My wife, Maggie, is shown with a few bluegill she took on an Improved McGinty while fishing near shallow-water vegetation last spring.

I think that a 4 or 5-weight graphite rod with a weight-forward floating line and tapered leader is an ideal setup for spring bluegill fishing. I like a weight-forward floating line and a 7½-foot tapered leader with 7X tippet for both bluegills and crappies in shallow water. You can cast accurately and comfortably with this combination all day, and it doesn't overpower the fish.

In the early spring, I use an unweighted fly because it sinks slowly to about two feet below the surface and hangs there, shimmering in the water. Later, in early summer when the fish move to deeper water, I often use a weighted fly.

Sunday, November 15, 2009

Big Fish Eat Smaller Fish

Most warmwater fish routinely feed on smaller fish, including those of their own species.
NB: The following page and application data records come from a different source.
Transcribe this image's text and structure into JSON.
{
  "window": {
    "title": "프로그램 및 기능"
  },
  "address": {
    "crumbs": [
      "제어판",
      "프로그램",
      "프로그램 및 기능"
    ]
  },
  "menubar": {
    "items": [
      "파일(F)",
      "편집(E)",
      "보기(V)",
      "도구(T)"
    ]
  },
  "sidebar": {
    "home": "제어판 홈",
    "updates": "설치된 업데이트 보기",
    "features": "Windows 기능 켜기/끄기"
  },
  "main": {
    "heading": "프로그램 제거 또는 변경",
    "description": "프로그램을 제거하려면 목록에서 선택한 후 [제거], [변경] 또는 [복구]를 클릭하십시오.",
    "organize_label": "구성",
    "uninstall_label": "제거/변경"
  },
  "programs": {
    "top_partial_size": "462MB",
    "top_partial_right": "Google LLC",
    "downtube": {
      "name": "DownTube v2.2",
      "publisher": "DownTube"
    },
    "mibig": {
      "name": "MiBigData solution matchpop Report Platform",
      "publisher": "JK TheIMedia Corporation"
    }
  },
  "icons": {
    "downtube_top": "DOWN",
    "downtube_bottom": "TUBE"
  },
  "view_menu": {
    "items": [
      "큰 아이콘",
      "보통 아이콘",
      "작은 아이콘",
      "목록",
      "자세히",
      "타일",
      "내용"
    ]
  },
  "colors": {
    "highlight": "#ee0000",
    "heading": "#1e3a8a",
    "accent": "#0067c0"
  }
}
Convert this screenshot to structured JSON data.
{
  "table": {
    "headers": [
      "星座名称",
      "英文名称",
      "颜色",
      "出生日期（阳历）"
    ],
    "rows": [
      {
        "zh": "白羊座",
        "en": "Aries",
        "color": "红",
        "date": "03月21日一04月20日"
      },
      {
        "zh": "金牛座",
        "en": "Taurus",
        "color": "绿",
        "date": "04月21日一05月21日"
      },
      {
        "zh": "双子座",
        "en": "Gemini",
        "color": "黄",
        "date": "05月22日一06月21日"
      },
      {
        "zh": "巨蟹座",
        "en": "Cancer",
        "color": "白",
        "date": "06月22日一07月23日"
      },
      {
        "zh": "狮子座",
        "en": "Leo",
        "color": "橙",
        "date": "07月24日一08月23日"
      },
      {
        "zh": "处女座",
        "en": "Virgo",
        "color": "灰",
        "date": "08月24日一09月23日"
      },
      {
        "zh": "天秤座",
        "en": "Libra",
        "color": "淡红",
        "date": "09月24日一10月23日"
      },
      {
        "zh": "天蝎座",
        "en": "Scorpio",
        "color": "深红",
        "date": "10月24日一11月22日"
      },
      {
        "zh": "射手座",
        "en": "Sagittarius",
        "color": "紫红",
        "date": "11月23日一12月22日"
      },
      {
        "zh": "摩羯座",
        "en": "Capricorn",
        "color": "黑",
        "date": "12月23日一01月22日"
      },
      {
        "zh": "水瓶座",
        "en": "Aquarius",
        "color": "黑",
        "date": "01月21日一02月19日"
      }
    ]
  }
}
During the spring and summer, fish also feed on insects and other assorted food items, but in the fall the availability of most insects quickly declines as air and water temperatures cool, making minnows and small fish an important food source.
From the time leaves start changing colors and falling from the trees until the pond or lake ices over, I use streamers and other types of minnow-imitating flies to take largemouth bass and crappie.
Among my favorite fall largemouth bass flies are the Gray Woolhead Minnow and the Gray Woolhead Marabou Minnow. Here’s how I tie them:

Gray Woolhead Minnow
Thread: Gray or white pre-waxed
Hook: Mustad 9672 or comparable, size 6 or larger
Tail: A pair of matched pale gray hackle feathers
Collar: Light gray or pale yellow wool flared back towards tail
Eyes: Black/white doll eyes in appropriate size
Head: Gray wool
* I’ve had good luck fishing this pattern along the outside edge of vegetation growing in shallow water. Cast beyond the weed line and retrieve the fly slowly and erratically along the outside edge of the bed.

The Gray Woolhead Marabou Minnow
Thread: Gray or white pre-waxed
Hook: Mustad 9672 or comparable, size 6 or larger
Body: Small, dense bunches of marabou hackle fibers in various colors, such as yellow, orange, green and purple
Wing: A pair of mallard breast feathers tied flat to cover marabou fibers
Gills: Red hackle fibers tied below hook shank
Eyes: Small (dumbbell) black lead eyes
Head: Gray wool
* I really like the way the marabou fibers move in the water and give the illusion of light reflecting off a fish’s scales. I’ve taken several bass by fishing this pattern along the sides of submerged logs, and along the edges of shallow flats where the flat drops sharply into deeper water, such as along the steep side of a creek channel.

The Super Silver Minnow
Thread: Black pre-waxed
Hook: Mustad 9672 or comparable, size 10 or larger
Weight: Three-five turns of small lead wire behind the hook eye to add weight to front
Body: Silver tinsel
Underwiing: A few marabou hackle fibers in various colors, such as yellow, orange, green and purple
Wing: A pair of mallard breast feathers tied flat to cover marabou fibers
* This is an excellent pattern for taking crappie in the fall. It is easy to tie and moves realistically when retrieved slowly and erratically through the water. Weighting behind the head helps the fly sink below the surface and move naturally through the water. I like to fish this fly along the edges of rocky flats or submerged rock piles, along weedy flats that drop sharply into deeper water, and near partially submerged brush piles, partially submerged timber and stump fields during the warmest parts of the day.